GAAP Accounting Rules on Unrealized Capital Gains
Original post by Angie Mohr of Demand Media
Generally accepted accounting principles (GAAP) in the U.S. require that how you account for your company's investments on its balance sheet is dependent upon the company's intentions to trade or hold the securities. These rules are in flux as of the date of publication. As the U.S. moves towards its committed adoption of international accounting standards, the possibility exists of companies being able to account for all investments at fair market value.
What Are Unrealized Gains?
Unrealized gains represent increases in the value of investments you hold on your balance sheet that have not been realized through a sale of the investment. For example, if you held two stocks in your portfolio, and you bought Stock A for $12 a share and Stock B for $19 a share, the stocks may have very different values three months from now. If you sell Stock A for $15 a share, you have made a realized gain of $3 a share. It's locked in and cannot change because you no longer own the stock. If you're still holding Stock B but it's now worth $23 a share, you have an unrealized gain of $4 a share. This gain will change as the stock changes in market value and could even turn into an unrealized loss.
If your main intention is to hold investments for less than a year and plan to buy and sell frequently, they are considered trading securities. GAAP requires that these securities are revalued at every balance sheet period at their fair market value (FMV). FMV is determined by what you could get for them if you sold them today. Securities that are traded in public markets have an easily-established, published market value daily, and most trading securities fall into this category. The difference between the balance sheet value and the FMV is taken on the income statement as a gain.

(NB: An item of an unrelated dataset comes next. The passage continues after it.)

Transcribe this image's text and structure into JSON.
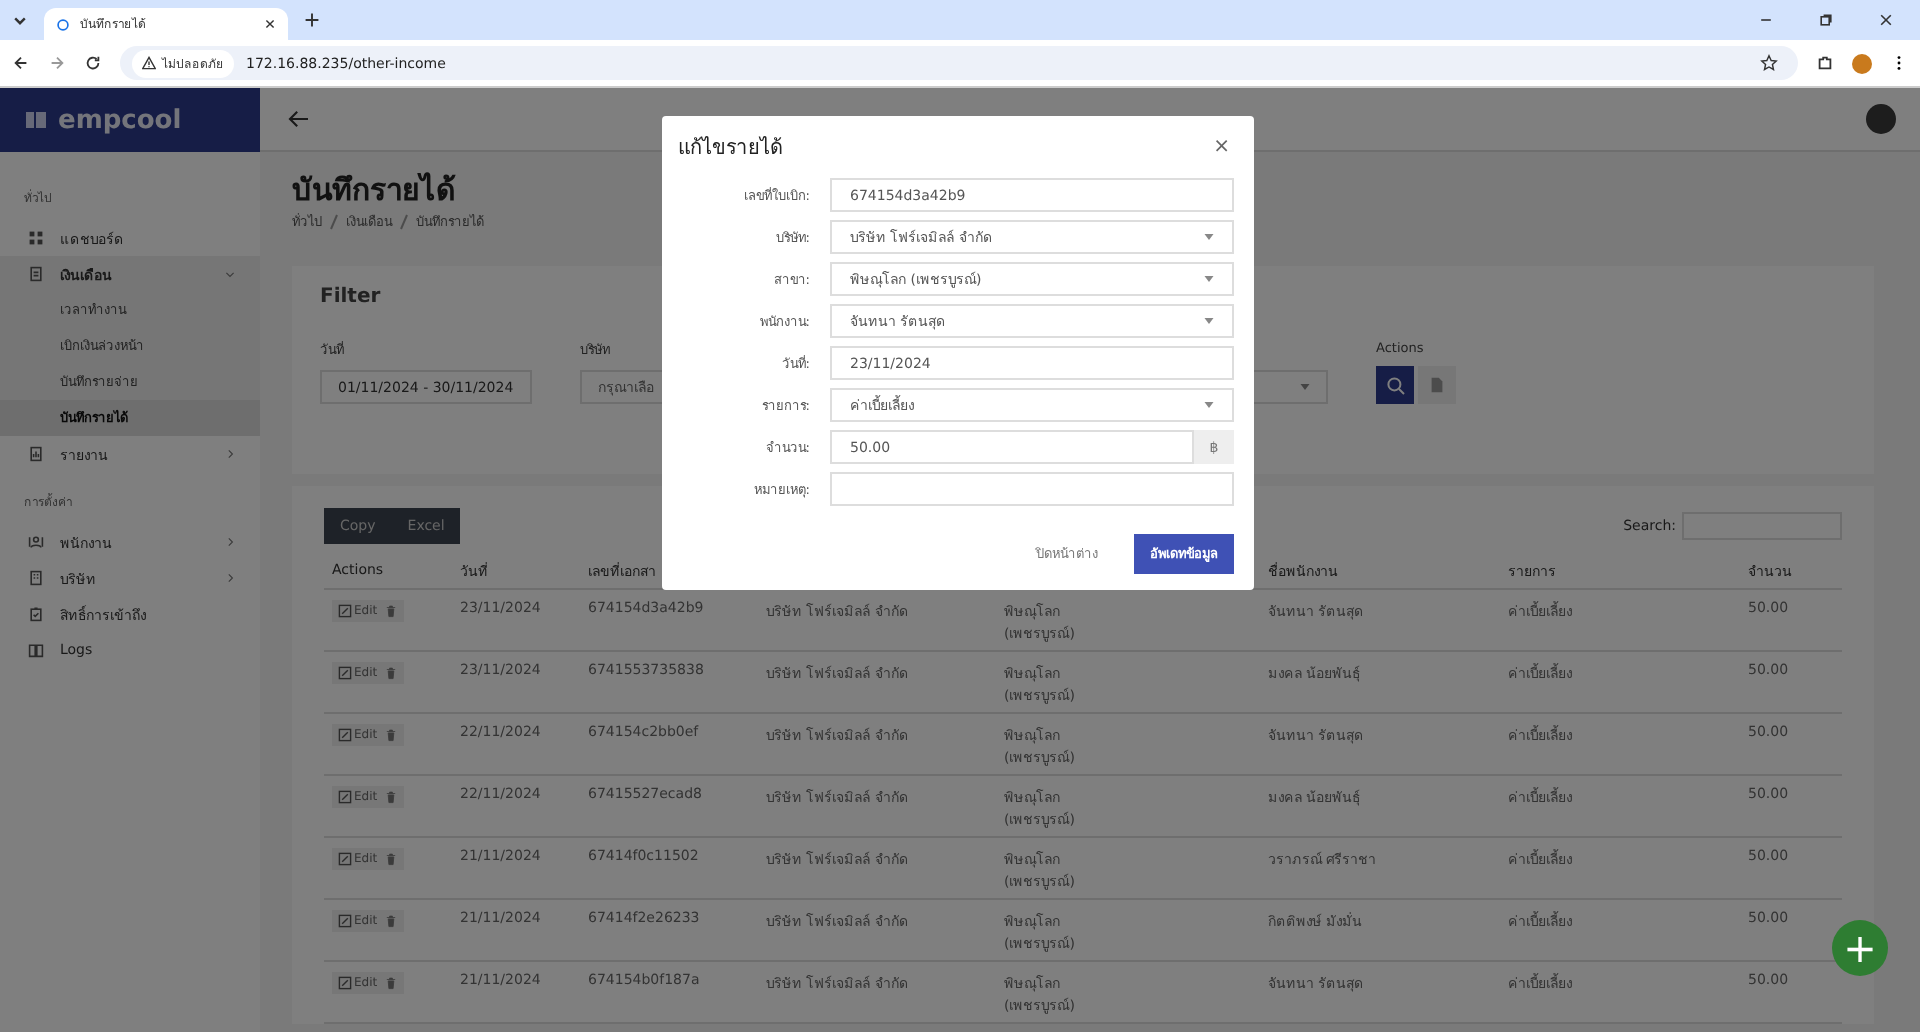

This is the default category for most investment portfolios in companies. Available for sale means that the company likely will not hold the securities forever, but is not actively trading them. GAAP requires that these securities are also revalued at every balance sheet date, but the difference between the recorded value and the FMV goes to the equity section of the balance sheet. This ensures that these unrealized gains and losses -- which may never be realized -- do not affect the current year net profit of the company.
Securities that the company plans to hold until their fixed maturity date are called held-to-maturity. The most common category of securities found here are bonds. Bonds mature on a certain date, at which time the company receives the face value of the bond and any accrued interest. The funds must then be reinvested. The value of a bond rises and falls based on current interest rates but, because none of these fluctuations will ever be realized, GAAP requires that this category of securities be recorded at amortized cost. Whatever premium or discount was paid for the bond is amortized into income over the life of the bond. This makes the recorded amount of the bond the same as its face value at maturity.
- PrinciplesofAccounting.com: Long-Term Investments
- PWC: Fair Value Reporting for Investment Properties Under US GAAP
About the Author
Angie Mohr is a syndicated finance columnist and freelancer who has been writing professionally since 1987. She is the author of the best-selling Numbers 101 for Small Business books and "Money$marts: Teaching Your Kids the Value of a Buck." She is a chartered accountant and certified management accountant with a Bachelor of Arts in economics from Wilfrid Laurier University.